Diversification of the Economy: A Critical Appraisal of the Gas Industry, By Ayobami Ismail Akanji
The time to repair the roof is when the sun is shining’? John F. Kennedy
Nigeria is on a threshold of history politically and most importantly economically with various dynamic economic variables been ushered into the country’s economy ardently driven by the current administration of President Muhammadu Buhari, whose resolve for a total diversification of the economy can’t be overemphasized. He passionately restated this point when the United States Secretary of Commerce Penny Pritzker led a delegation of ten American business men and women at the prompting of President Barack Obama. “It’s time to diversify our economy from oil. We have always talked about it, but never got round doing it“, Buhari declared during the meeting.
Oil is a wasting asset or resource, and with Western countries involved in research into alternative sources of energy, it is fatal illusion to depend almost entirely on oil to earn national income to finance development efforts. The fading merit of oil in the growth of the Nigerian economy since its discovery in 1956 till date poignantly highlight the imperative of an urgent diversification which is speedily needed, to advance the development of critical subsectors that are co-integrated into the economy.
For economic interest and due to the sharp decline of the mainstay of the economy (crude oil) which accounts for about 35% of GDP, 75% of government revenue and 90% of export earnings makes Nigeria a mono-economy, government is in a dire strait and needs to muster the political will to nail home the diversification of the economy which is imperative.
Nigeria is a natural resource abundant country, and the most populous OPEC member nation. Over the past fifty years, the oil subsector has grown expontially. Both production and exports increased tremendously since commercial production in 1958. For example, crude production increased from 395.7 million barrels in 1970 to 776.01 million barrels in 1998. The figure increased to 919.3 million barrels in 2006, in the same vein, crude oil exports increased from 139.5 million barrels in 1996 to 807.7 million barrels in 1979. Oil revenue increased from N166.6 million in 1970 to N1 591,675.00 million and N6, 530,430.00 million in 2000 and 2008 respectively.

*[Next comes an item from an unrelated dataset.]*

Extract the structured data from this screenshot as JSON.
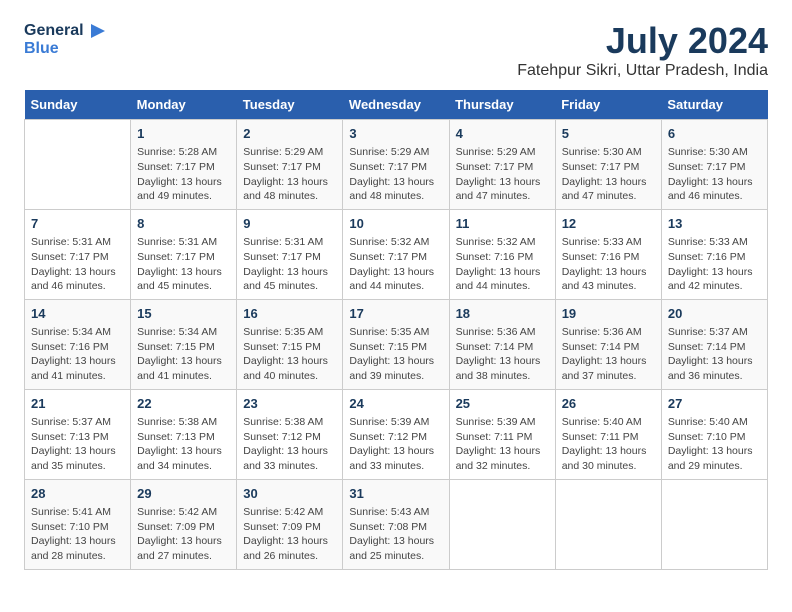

The huge revenues from oil is expected to have been a game changer in terms of massive infrastructural development, poverty reduction, employment generation for millions of Nigerians, alas the reverse is the case apart from complicating macroeconomics with a mix of pervasive corruption which dominated the oil dependent economy at the expense of agriculture which was once the mainstay of the economy.
In hard times, ( the current situation) economic diversification is the right policy to embrace given the fact that its mostly a process in which a growing range of output is produced, majorly by diversifying activities risen from the fact that the market is relied heavily on production of primary commodities that are to price vulnerability. Nigeria currently witness a sharp decline in the price of oil the 75% plunge in crude prices to around $33 per barrel paints a clear outlook the country faces over the last 9 months with a knock-on effect on government earnings, and no hope of any recovery in the nearest future.
Moreover, sustaining the political will in implementing a robust gas policy anchored on reduction of gas flaring which historically began with the extraction of oil in the 1960s, can be consolidated by government following through with its decision to have more industries stop gas flaring, a cohesive implementation of policy lapses beyond the joint ventures whose major preference is to extract crude and make their profit.
Consequently the gas associated with crude oil is seen as a nuisance and had to be flared, it is time to religiously follow the government enacted law (Associated Gas Re-injection Act, 1979) which charges a fee of US $3.50 for every 1000 standard cubic feet of gas flared. Another major area to be harnessed in the oil and gas sector which is viable in contributing to development of the economy through provision of intermediate inputs to the rest of the economy. These intermediate inputs include crude oil, gas and liquid feed stocks, as well as oil and gas into the refining, petrochemical and energy intensive industries.
Diversification is the new buzz word in town, the present administration evidently has embarked on an aggressive economic policy geared towards revamping a battered economy with an unprecedented boldness and conviction which looks both impressive and revolutionary.
A whooping sum of N1.8 trillion has been voted for capital expenditure with 30% voted for capital project, a Social Protection Investment wherein one million artisans’ market women will be given loans, of N60, 000 each and 500,000 teaching jobs for graduates including N5000 conditional for the poorest of the poor, these are all nouvel policies in the anal of Nigeria’s socio-political and economic evolution.
President Buhari’s commitment to diversify the economy in the face of rapidly changing realities is a clarion call to a country that appears detached from these ugly realities. He is reawakening the country not to take other untapped potential resources for national wealth for granted. Driven by a clear vision and passion to arouse Nigeria out this slumber of overdependence on oil, President Buhari deserves the support of all Nigerians in this regard.
Ayobami Ismail Akanji a Political Strategist writes from Abuja.